Environmental racism isn’t what it sounds like.
“Life Liberty, and the Pursuit of Happiness”
Last week, in fact, a whole week ago, @ferociousfem facilitated a dialogue about environmental racism. What’s environmental racism, and how is the environment relevant?
Well, it’s not that simple.
Environmental Racism: refers to socially marginalized racial minority communities which are subjected to disproportionate exposure of pollutants, the denial of access to sources of ecological benefits (such as clean air, water, and natural resources), or both.
For centuries, the environment has been slowly exploited, the development of societies contribute to the destruction of earth.
However, capitalistic practices have led to inherently racist intentional placements of harmful industries.
When we buy “eco-friendly” products; are we aware of where they come from?
How do you fight eco-friendliness with civil rights?
Who pays the prices for the progressiveness of our society?
What is Environmental Racism?
Two poster cases for environmental racism.
- Dakota Access Pipeline: The pipeline was rerouted through Sacred tribal burial grounds.
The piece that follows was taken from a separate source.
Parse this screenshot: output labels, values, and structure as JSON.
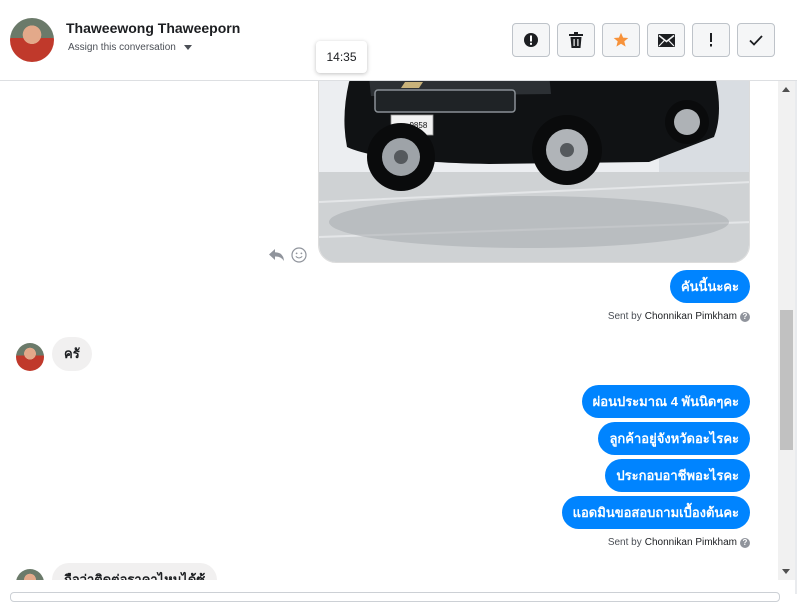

As you can see, it goes directly through Sioux territory. The difference? It was originally routed through white, middle-class land. But instead, it was forced through sacred territory. Racial privilege forced toxic chemicals to poison Native lands.
- Flint Water Crisis: Lead in the water pipes of flint have led to 12 total recorded deaths, and multiple folks sick. When asking the state for newer pipes, funding went elsewhere. And, even through justification of citizens being unsafe, the state decided to save a buck. Why flint? The demographics of flint are primarily minority.
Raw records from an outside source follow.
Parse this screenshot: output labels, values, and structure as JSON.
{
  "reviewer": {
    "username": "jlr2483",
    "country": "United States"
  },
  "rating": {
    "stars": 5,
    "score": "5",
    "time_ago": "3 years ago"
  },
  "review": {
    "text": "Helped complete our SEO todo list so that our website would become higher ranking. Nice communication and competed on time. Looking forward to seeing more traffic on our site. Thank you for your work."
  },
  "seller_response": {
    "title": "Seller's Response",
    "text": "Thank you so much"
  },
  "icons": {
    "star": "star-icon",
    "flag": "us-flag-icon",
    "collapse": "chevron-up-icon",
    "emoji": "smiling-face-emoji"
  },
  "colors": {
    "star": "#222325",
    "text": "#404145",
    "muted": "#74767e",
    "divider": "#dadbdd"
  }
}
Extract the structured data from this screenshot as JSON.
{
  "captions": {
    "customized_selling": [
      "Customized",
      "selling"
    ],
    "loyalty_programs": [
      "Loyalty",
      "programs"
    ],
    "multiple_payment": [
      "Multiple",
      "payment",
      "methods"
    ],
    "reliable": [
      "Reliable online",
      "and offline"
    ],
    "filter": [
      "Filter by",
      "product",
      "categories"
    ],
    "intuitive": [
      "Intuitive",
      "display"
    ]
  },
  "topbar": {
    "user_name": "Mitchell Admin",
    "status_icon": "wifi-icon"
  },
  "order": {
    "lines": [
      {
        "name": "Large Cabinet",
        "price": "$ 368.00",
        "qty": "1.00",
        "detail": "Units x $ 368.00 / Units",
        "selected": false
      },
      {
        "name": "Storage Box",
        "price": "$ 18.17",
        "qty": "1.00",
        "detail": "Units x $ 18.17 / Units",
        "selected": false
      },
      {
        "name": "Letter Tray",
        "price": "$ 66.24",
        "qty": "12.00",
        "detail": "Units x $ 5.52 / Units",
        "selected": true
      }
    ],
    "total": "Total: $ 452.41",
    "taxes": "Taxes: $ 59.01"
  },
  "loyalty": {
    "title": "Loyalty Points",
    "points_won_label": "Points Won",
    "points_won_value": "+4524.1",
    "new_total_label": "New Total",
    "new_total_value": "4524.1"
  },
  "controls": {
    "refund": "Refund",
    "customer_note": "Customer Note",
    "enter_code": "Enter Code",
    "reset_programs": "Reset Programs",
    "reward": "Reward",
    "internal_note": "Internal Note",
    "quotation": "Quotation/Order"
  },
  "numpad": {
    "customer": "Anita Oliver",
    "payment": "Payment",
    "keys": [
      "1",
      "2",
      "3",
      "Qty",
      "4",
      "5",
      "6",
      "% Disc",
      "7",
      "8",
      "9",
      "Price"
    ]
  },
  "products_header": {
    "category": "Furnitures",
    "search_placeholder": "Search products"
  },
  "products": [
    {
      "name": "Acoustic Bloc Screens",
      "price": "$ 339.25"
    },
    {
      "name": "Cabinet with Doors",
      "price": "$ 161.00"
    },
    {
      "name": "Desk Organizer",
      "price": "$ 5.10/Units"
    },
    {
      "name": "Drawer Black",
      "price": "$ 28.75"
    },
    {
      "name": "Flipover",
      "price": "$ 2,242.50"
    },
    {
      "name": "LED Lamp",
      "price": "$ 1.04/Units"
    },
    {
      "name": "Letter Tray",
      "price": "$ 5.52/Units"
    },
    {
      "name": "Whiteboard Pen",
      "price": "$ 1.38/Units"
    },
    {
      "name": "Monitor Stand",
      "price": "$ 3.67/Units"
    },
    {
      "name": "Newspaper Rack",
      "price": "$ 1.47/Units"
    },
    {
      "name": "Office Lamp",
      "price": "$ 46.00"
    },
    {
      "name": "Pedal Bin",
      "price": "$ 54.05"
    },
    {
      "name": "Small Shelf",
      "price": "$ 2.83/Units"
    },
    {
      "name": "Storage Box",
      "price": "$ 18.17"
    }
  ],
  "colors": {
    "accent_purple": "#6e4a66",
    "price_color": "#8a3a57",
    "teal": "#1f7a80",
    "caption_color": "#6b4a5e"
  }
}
So why was there funding dedicated to whiter parts of the state? Richer parts of the state?
Bribe them with Jobs.
Bribes: Coming into a community that’s depressed, bringing jobs (harmful to environment) which brings income and jobs, an offer can’t refuse, hence placing in low income neighborhoods.
Toxic chemical exposure is often placed in lower income, POC (people of color) neighborhoods. Even though it may be in good intentions (for example a recycling plant), companies will often go into low income neighborhoods. This is a clear bribe.
And because of a flawed society, often these neighborhoods harbor POC unable to shake poverty. The offer is too good to be true: Stable, well paying jobs? Sure.
The land near these neighborhoods will have cheap rent, and provide jobs to the neighborhood closest; as they’re counting on the easy job labor associated with the location.
And thus when the plant is operational, noise pollution arises. Smoke from incineration fills the air. Toxic waste from the plastics thus burned are now being disposed of.
This exposure of chemicals is being forced upon folks who didn’t and haven’t asked for it. They’re stuck in a neighborhood that is next to a company that seeks to profit off of their systematic oppression; all for a good cause?
Utilized by the neighborhoods to paid to have it built elsewhere.
All the while, it is a recycling plant.
What’s the harm?
Intention vs. Impact.
Environmental racism impacts more than one population and identity. The injustices range far and wide; more than I can fit into a blog post.
All in all, no, the trees aren’t racist. But the people cutting them may be.
The question I leave you with is;
If we all have the right to Life, Liberty, and the Pursuit of Happiness; why does that only apply to the folks with privilege?
SJS, Signing Off~